Well, to be accurate, 10 of the 15 sections of the Vespers are actually based on Russian Orthodox chants. And yet, while I guess this could be considered an "echo" of sorts, this is somewhat misleading. A minor point, albeit one that took me all of 30 seconds of research.
And yet, while Rachmaninov echoes the melodic style of traditional Orthodox Church chants, he nevertheless brings an undeniable — though carefully considered — sensuousness...
Vespers: Hushed, full of reverence, (exquisitely) beautiful, sensuous (undeniably);
Not: Lush, emotive.
And yet, while Rachmaninov echoes the melodic style of traditional Orthodox Church chants, he nevertheless brings an undeniable — though carefully considered — sensuousness with harmonies refined to almost a pure essence.
Read the last bit again:
...with harmonies refined to almost a pure essence.
I don't know what that means. Essence of what? Harmony? Sensuousness? Gelfling?
Fig 2: Skeksis Likes Essence, Too!
The fervid intent of the music’s spirituality is undeniable.
The piece...which was written for a church service, based upon traditional chants, intends to be...spiritual. Glad we sussed that one out. Also, using the word "undeniable" in both sentences of a two-sentence paragraph somewhat undermines its emphatic purpose.
Conspirare director Craig Hella Johnson
Seriously? That is awesome. My official unofficial blog middle blog name is now "Hella". Fuck and yes.
Conspirare director Craig Hella Johnson intimately understood the balance between the simplicity and sensuousness of Rachmaninov’s other-worldly score.
Vespers: Hushed, full of reverence, (exquisitely) beautiful, sensuous (undeniably) balanced with simplicity, otherworldly;Not: Lush, emotive.
Does it seem like any of the words in the "not" category could easily be moved into the "Vespers descriptors" category? I think the difference in the sense of the review would be close to nil.
The choir’s intonation and vocal blend was seemless and perfect, the soloists appropriately soft, the basses gently hit the low B flats. St. Martin’s high-valuted sanctuary provided lovely — and appropriate — acoustical depth and resonance for the spiritually exalting music.
Wait, was this religious music? Because you totally forgot to mention that.
Conspirare’s exacting perfection never translates to stiff, pretentious or distant. Quite the opposite. There’s a sincerity and prescence that underlies every Conspirare concert. No wonder the audience on Saturday hushed on its own before anyone took the stage: The sublime beauty of Conspirare exudes always.

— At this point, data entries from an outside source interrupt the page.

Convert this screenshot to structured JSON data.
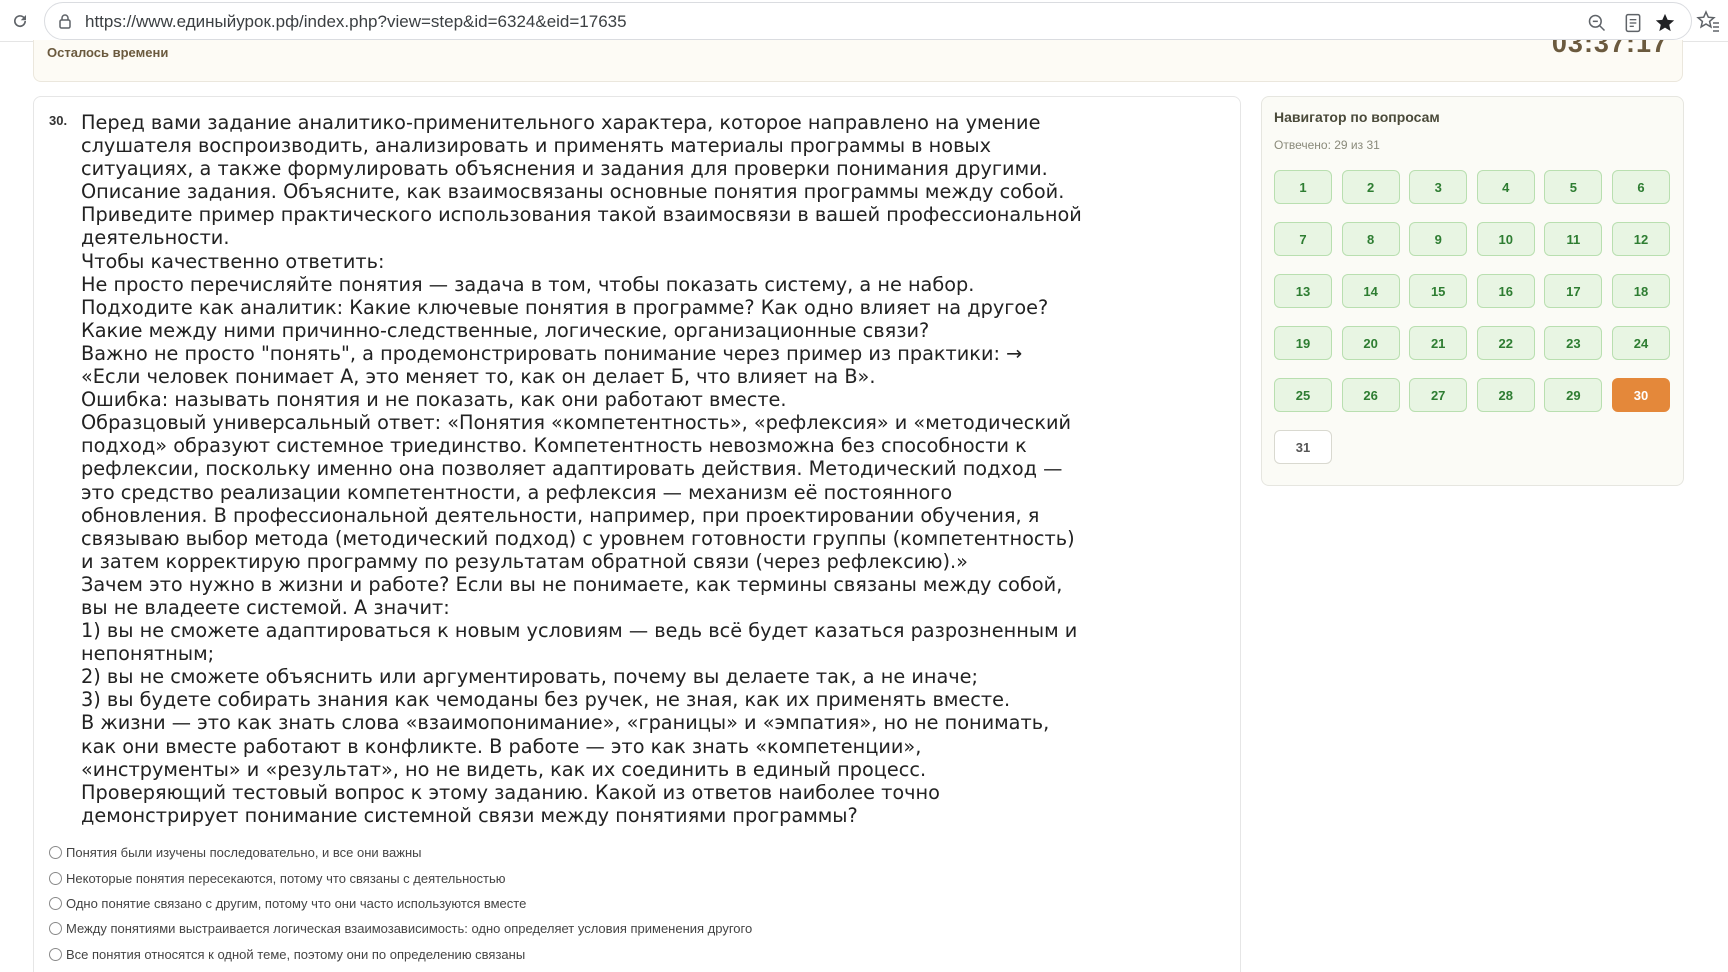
{
  "browser": {
    "url": "https://www.единыйурок.рф/index.php?view=step&id=6324&eid=17635"
  },
  "timer": {
    "label": "Осталось времени",
    "value": "03:37:17"
  },
  "question": {
    "number": "30.",
    "lines": [
      "Перед вами задание аналитико-применительного характера, которое направлено на умение",
      "слушателя воспроизводить, анализировать и применять материалы программы в новых",
      "ситуациях, а также формулировать объяснения и задания для проверки понимания другими.",
      "Описание задания. Объясните, как взаимосвязаны основные понятия программы между собой.",
      "Приведите пример практического использования такой взаимосвязи в вашей профессиональной",
      "деятельности.",
      "Чтобы качественно ответить:",
      "Не просто перечисляйте понятия — задача в том, чтобы показать систему, а не набор.",
      "Подходите как аналитик: Какие ключевые понятия в программе? Как одно влияет на другое?",
      "Какие между ними причинно-следственные, логические, организационные связи?",
      "Важно не просто \"понять\", а продемонстрировать понимание через пример из практики: →",
      "«Если человек понимает А, это меняет то, как он делает Б, что влияет на В».",
      "Ошибка: называть понятия и не показать, как они работают вместе.",
      "Образцовый универсальный ответ: «Понятия «компетентность», «рефлексия» и «методический",
      "подход» образуют системное триединство. Компетентность невозможна без способности к",
      "рефлексии, поскольку именно она позволяет адаптировать действия. Методический подход —",
      "это средство реализации компетентности, а рефлексия — механизм её постоянного",
      "обновления. В профессиональной деятельности, например, при проектировании обучения, я",
      "связываю выбор метода (методический подход) с уровнем готовности группы (компетентность)",
      "и затем корректирую программу по результатам обратной связи (через рефлексию).»",
      "Зачем это нужно в жизни и работе? Если вы не понимаете, как термины связаны между собой,",
      "вы не владеете системой. А значит:",
      "1) вы не сможете адаптироваться к новым условиям — ведь всё будет казаться разрозненным и",
      "непонятным;",
      "2) вы не сможете объяснить или аргументировать, почему вы делаете так, а не иначе;",
      "3) вы будете собирать знания как чемоданы без ручек, не зная, как их применять вместе.",
      "В жизни — это как знать слова «взаимопонимание», «границы» и «эмпатия», но не понимать,",
      "как они вместе работают в конфликте. В работе — это как знать «компетенции»,",
      "«инструменты» и «результат», но не видеть, как их соединить в единый процесс.",
      "Проверяющий тестовый вопрос к этому заданию. Какой из ответов наиболее точно",
      "демонстрирует понимание системной связи между понятиями программы?"
    ],
    "options": [
      "Понятия были изучены последовательно, и все они важны",
      "Некоторые понятия пересекаются, потому что связаны с деятельностью",
      "Одно понятие связано с другим, потому что они часто используются вместе",
      "Между понятиями выстраивается логическая взаимозависимость: одно определяет условия применения другого",
      "Все понятия относятся к одной теме, поэтому они по определению связаны"
    ]
  },
  "navigator": {
    "title": "Навигатор по вопросам",
    "answered": "Отвечено: 29 из 31",
    "current": 30,
    "answered_count": 29,
    "buttons": [
      "1",
      "2",
      "3",
      "4",
      "5",
      "6",
      "7",
      "8",
      "9",
      "10",
      "11",
      "12",
      "13",
      "14",
      "15",
      "16",
      "17",
      "18",
      "19",
      "20",
      "21",
      "22",
      "23",
      "24",
      "25",
      "26",
      "27",
      "28",
      "29",
      "30",
      "31"
    ],
    "colors": {
      "answered": "#e8f5e3",
      "current": "#e4883a",
      "unanswered": "#ffffff"
    }
  }
}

Hopefully, in my overly-long preamble, I explicated my real complaint: The arts are getting the shaft so badly, not only are they losing printed space, but even the most cursory editing is eschewed.
Fig 3: He's coming for you, Arts coverage